- [PROBLEM TO WORK ON]
What lines in the records below mention "text"? List them all.

- [DATA FOR ANALYSIS]
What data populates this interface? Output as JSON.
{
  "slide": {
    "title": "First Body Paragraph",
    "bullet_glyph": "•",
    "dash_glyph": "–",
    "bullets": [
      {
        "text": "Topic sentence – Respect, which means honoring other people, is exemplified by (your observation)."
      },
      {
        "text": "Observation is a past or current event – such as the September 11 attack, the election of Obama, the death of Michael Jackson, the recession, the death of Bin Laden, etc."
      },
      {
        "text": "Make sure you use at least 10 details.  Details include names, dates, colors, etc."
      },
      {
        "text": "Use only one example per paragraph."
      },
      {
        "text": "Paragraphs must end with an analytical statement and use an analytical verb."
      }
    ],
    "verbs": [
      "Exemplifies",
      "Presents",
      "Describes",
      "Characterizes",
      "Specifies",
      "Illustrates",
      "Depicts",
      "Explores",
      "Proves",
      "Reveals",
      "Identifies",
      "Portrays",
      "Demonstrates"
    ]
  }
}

- [RESPONSE]
        "text": "Topic sentence – Respect, which means honoring other people, is exemplified by (your observation)."
        "text": "Observation is a past or current event – such as the September 11 attack, the election of Obama, the death of Michael Jackson, the recession, the death of Bin Laden, etc."
        "text": "Make sure you use at least 10 details.  Details include names, dates, colors, etc."
        "text": "Use only one example per paragraph."
        "text": "Paragraphs must end with an analytical statement and use an analytical verb."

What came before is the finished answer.